Medical student and healthcare assistant

When schools in the UK closed during an imposed Covid-19 lockdown, Singaporean medical student Dawn Chueh was given the option, like many studying overseas, to return home. The 22-year-old chose to stay on instead. Her reason? She felt that her help was needed in the already-understaffed hospital in North England, where she was then working as a healthcare assistant.

“I thought about the older folk in our neighbourhood, and the patients who stayed positive in spite of their situations but were vulnerable to this novel virus all the same,” Chueh shares. “Returning home felt like I was turning my back on those I could and should help. It contradicts the reason I pursued medicine— which was to deliver the basic necessity of healthcare to those who need it most.”

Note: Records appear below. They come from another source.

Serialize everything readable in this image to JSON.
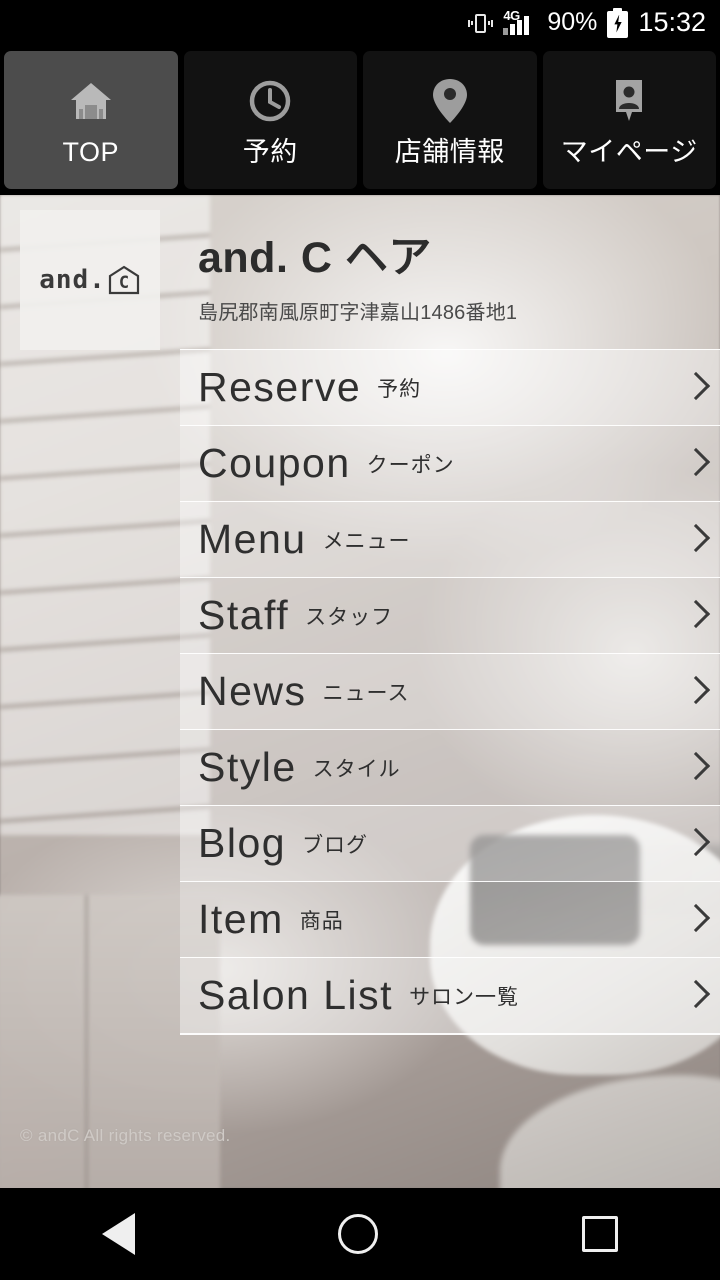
{
  "status_bar": {
    "vibrate_icon": "vibrate-icon",
    "network": "4G",
    "signal_icon": "signal-bars-icon",
    "battery_percent": "90%",
    "battery_icon": "battery-charging-icon",
    "time": "15:32"
  },
  "tabs": [
    {
      "label": "TOP",
      "icon": "home-icon",
      "active": true
    },
    {
      "label": "予約",
      "icon": "clock-icon",
      "active": false
    },
    {
      "label": "店舗情報",
      "icon": "map-pin-icon",
      "active": false
    },
    {
      "label": "マイページ",
      "icon": "person-badge-icon",
      "active": false
    }
  ],
  "logo": {
    "text": "and.",
    "mark_letter": "C",
    "mark_icon": "house-outline-icon"
  },
  "shop": {
    "name": "and. C ヘア",
    "address": "島尻郡南風原町字津嘉山1486番地1"
  },
  "menu_items": [
    {
      "en": "Reserve",
      "ja": "予約"
    },
    {
      "en": "Coupon",
      "ja": "クーポン"
    },
    {
      "en": "Menu",
      "ja": "メニュー"
    },
    {
      "en": "Staff",
      "ja": "スタッフ"
    },
    {
      "en": "News",
      "ja": "ニュース"
    },
    {
      "en": "Style",
      "ja": "スタイル"
    },
    {
      "en": "Blog",
      "ja": "ブログ"
    },
    {
      "en": "Item",
      "ja": "商品"
    },
    {
      "en": "Salon List",
      "ja": "サロン一覧"
    }
  ],
  "chevron_icon": "chevron-right-icon",
  "footer": {
    "copyright": "© andC All rights reserved."
  },
  "system_nav": {
    "back": "back-triangle-icon",
    "home": "home-circle-icon",
    "recents": "recents-square-icon"
  },
  "colors": {
    "tab_active_bg": "#4c4c4c",
    "tab_bg": "#121212",
    "system_bg": "#000000",
    "text_dark": "#2f2f2f"
  }
}
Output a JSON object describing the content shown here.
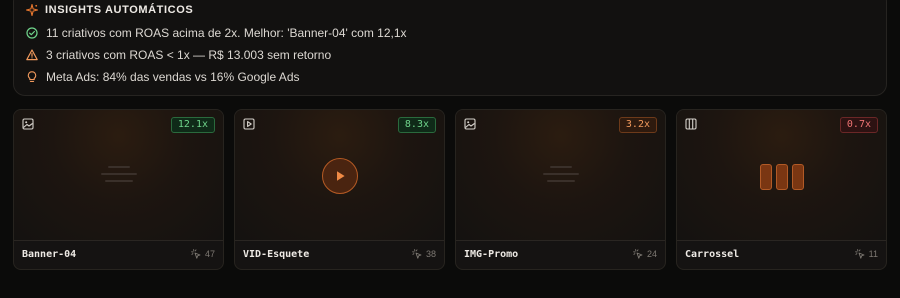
{
  "insights": {
    "title": "Insights automáticos",
    "items": [
      {
        "icon": "check-circle-icon",
        "text": "11 criativos com ROAS acima de 2x. Melhor: 'Banner-04' com 12,1x"
      },
      {
        "icon": "warning-triangle-icon",
        "text": "3 criativos com ROAS < 1x — R$ 13.003 sem retorno"
      },
      {
        "icon": "lightbulb-icon",
        "text": "Meta Ads: 84% das vendas vs 16% Google Ads"
      }
    ]
  },
  "creatives": [
    {
      "name": "Banner-04",
      "type": "image",
      "roas": "12.1x",
      "roas_level": "good",
      "count": "47"
    },
    {
      "name": "VID-Esquete",
      "type": "video",
      "roas": "8.3x",
      "roas_level": "good",
      "count": "38"
    },
    {
      "name": "IMG-Promo",
      "type": "image",
      "roas": "3.2x",
      "roas_level": "mid",
      "count": "24"
    },
    {
      "name": "Carrossel",
      "type": "carousel",
      "roas": "0.7x",
      "roas_level": "bad",
      "count": "11"
    }
  ],
  "colors": {
    "accent": "#e8772e",
    "good": "#6fd48b",
    "warning": "#f29a5d",
    "bad": "#ef7474"
  }
}
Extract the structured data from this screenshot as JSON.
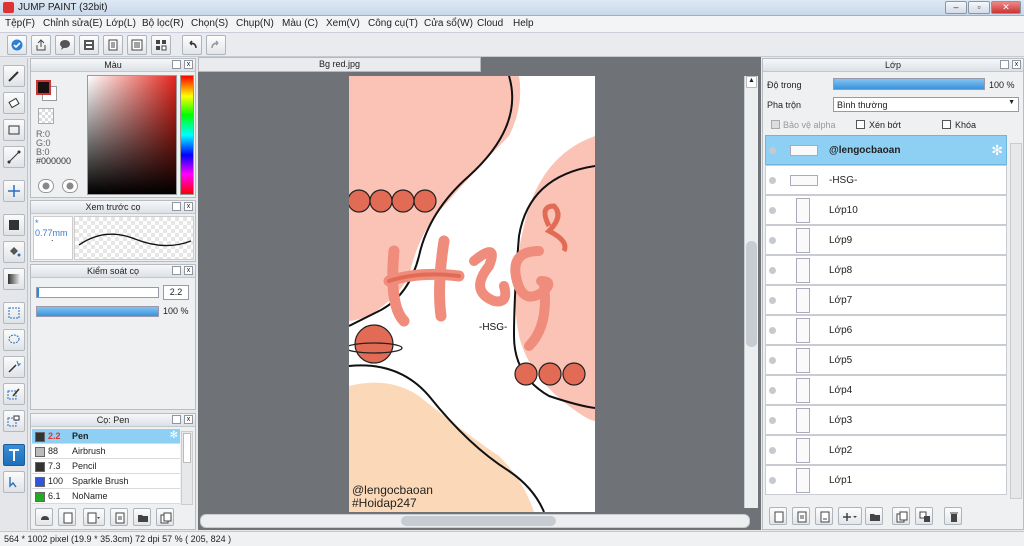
{
  "window": {
    "title": "JUMP PAINT (32bit)"
  },
  "menu": [
    "Tệp(F)",
    "Chỉnh sửa(E)",
    "Lớp(L)",
    "Bộ lọc(R)",
    "Chọn(S)",
    "Chụp(N)",
    "Màu (C)",
    "Xem(V)",
    "Công cụ(T)",
    "Cửa sổ(W)",
    "Cloud",
    "Help"
  ],
  "color_panel": {
    "title": "Màu",
    "r": "R:0",
    "g": "G:0",
    "b": "B:0",
    "hex": "#000000",
    "fg": "#1a1010",
    "bg": "#ffffff"
  },
  "brush_preview": {
    "title": "Xem trước cọ",
    "size": "* 0.77mm",
    "dot": "."
  },
  "brush_control": {
    "title": "Kiểm soát cọ",
    "size_value": "2.2",
    "opacity_value": "100 %",
    "opacity_fraction": 1.0
  },
  "brush_list": {
    "title": "Cọ: Pen",
    "items": [
      {
        "size": "2.2",
        "name": "Pen",
        "color": "#333333",
        "selected": true
      },
      {
        "size": "88",
        "name": "Airbrush",
        "color": "#bbbbbb",
        "selected": false
      },
      {
        "size": "7.3",
        "name": "Pencil",
        "color": "#333333",
        "selected": false
      },
      {
        "size": "100",
        "name": "Sparkle Brush",
        "color": "#3355dd",
        "selected": false
      },
      {
        "size": "6.1",
        "name": "NoName",
        "color": "#22aa22",
        "selected": false
      }
    ]
  },
  "document": {
    "tab": "Bg red.jpg"
  },
  "artwork": {
    "title_text": "HSG",
    "small_text": "-HSG-",
    "handle": "@lengocbaoan",
    "hashtag": "#Hoidap247"
  },
  "layers_panel": {
    "title": "Lớp",
    "opacity_label": "Độ trong",
    "opacity_value": "100 %",
    "opacity_fraction": 1.0,
    "blend_label": "Pha trộn",
    "blend_value": "Bình thường",
    "protect_alpha": "Bảo vệ alpha",
    "clip": "Xén bớt",
    "lock": "Khóa",
    "layers": [
      {
        "name": "@lengocbaoan",
        "selected": true
      },
      {
        "name": "-HSG-",
        "selected": false
      },
      {
        "name": "Lớp10",
        "selected": false
      },
      {
        "name": "Lớp9",
        "selected": false
      },
      {
        "name": "Lớp8",
        "selected": false
      },
      {
        "name": "Lớp7",
        "selected": false
      },
      {
        "name": "Lớp6",
        "selected": false
      },
      {
        "name": "Lớp5",
        "selected": false
      },
      {
        "name": "Lớp4",
        "selected": false
      },
      {
        "name": "Lớp3",
        "selected": false
      },
      {
        "name": "Lớp2",
        "selected": false
      },
      {
        "name": "Lớp1",
        "selected": false
      }
    ]
  },
  "status": {
    "text": "564 * 1002 pixel   (19.9 * 35.3cm)   72 dpi   57 %   ( 205, 824 )"
  },
  "colors": {
    "accent": "#8ecff4",
    "peach": "#fbc3b5",
    "cream": "#fbd9b8",
    "coral": "#e76b57"
  }
}
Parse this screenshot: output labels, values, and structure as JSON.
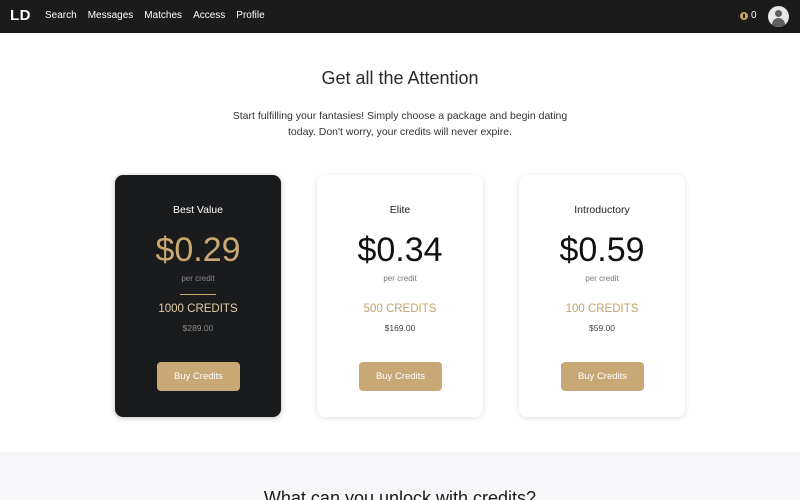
{
  "header": {
    "logo": "LD",
    "nav": [
      "Search",
      "Messages",
      "Matches",
      "Access",
      "Profile"
    ],
    "credits_count": "0"
  },
  "main": {
    "title": "Get all the Attention",
    "subtitle": "Start fulfilling your fantasies! Simply choose a package and begin dating today. Don't worry, your credits will never expire."
  },
  "packages": [
    {
      "name": "Best Value",
      "price": "$0.29",
      "per": "per credit",
      "credits": "1000 CREDITS",
      "total": "$289.00",
      "button": "Buy Credits",
      "highlighted": true
    },
    {
      "name": "Elite",
      "price": "$0.34",
      "per": "per credit",
      "credits": "500 CREDITS",
      "total": "$169.00",
      "button": "Buy Credits",
      "highlighted": false
    },
    {
      "name": "Introductory",
      "price": "$0.59",
      "per": "per credit",
      "credits": "100 CREDITS",
      "total": "$59.00",
      "button": "Buy Credits",
      "highlighted": false
    }
  ],
  "unlock": {
    "title": "What can you unlock with credits?"
  },
  "colors": {
    "topbar": "#1b1b1b",
    "accent_gold": "#c8a875",
    "dark_card": "#1a1b1d"
  }
}
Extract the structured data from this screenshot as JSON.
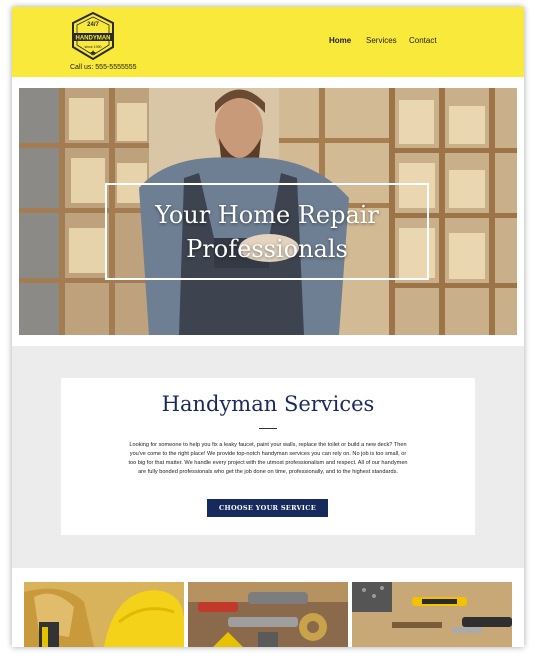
{
  "header": {
    "logo": {
      "top_text": "24/7",
      "name": "HANDYMAN",
      "since": "since 1990"
    },
    "phone": "Call us: 555-5555555",
    "nav": [
      {
        "label": "Home",
        "active": true
      },
      {
        "label": "Services",
        "active": false
      },
      {
        "label": "Contact",
        "active": false
      }
    ]
  },
  "hero": {
    "title": "Your Home Repair Professionals"
  },
  "services": {
    "title": "Handyman Services",
    "description": "Looking for someone to help you fix a leaky faucet, paint your walls, replace the toilet or build a new deck? Then you've come to the right place! We provide top-notch handyman services you can rely on. No job is too small, or too big for that matter. We handle every project with the utmost professionalism and respect. All of our handymen are fully bonded professionals who get the job done on time, professionally, and to the highest standards.",
    "cta_label": "CHOOSE YOUR SERVICE"
  },
  "gallery": [
    {
      "icon": "gloves-hardhat-image"
    },
    {
      "icon": "plumbing-tools-image"
    },
    {
      "icon": "tape-measure-tools-image"
    }
  ],
  "colors": {
    "header_bg": "#f8e93a",
    "navy": "#172a5e",
    "band_grey": "#ececec"
  }
}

Chueh, who worked primarily in the Covid-19 ward, admits that it was physically and emotionally demanding: “I struggled to maintain professional emotional boundaries, and wearing fullbody PPE (personal protective equipment) on shift was terrible—imagine being stuck in a giant plastic bag for hours on end—but I was thankful for it.”

Chueh is now back in Singapore running an initiative, in partnership with the Association of Women for Action and Research, Singapore, that supports the Vulnerable Women’s Fund.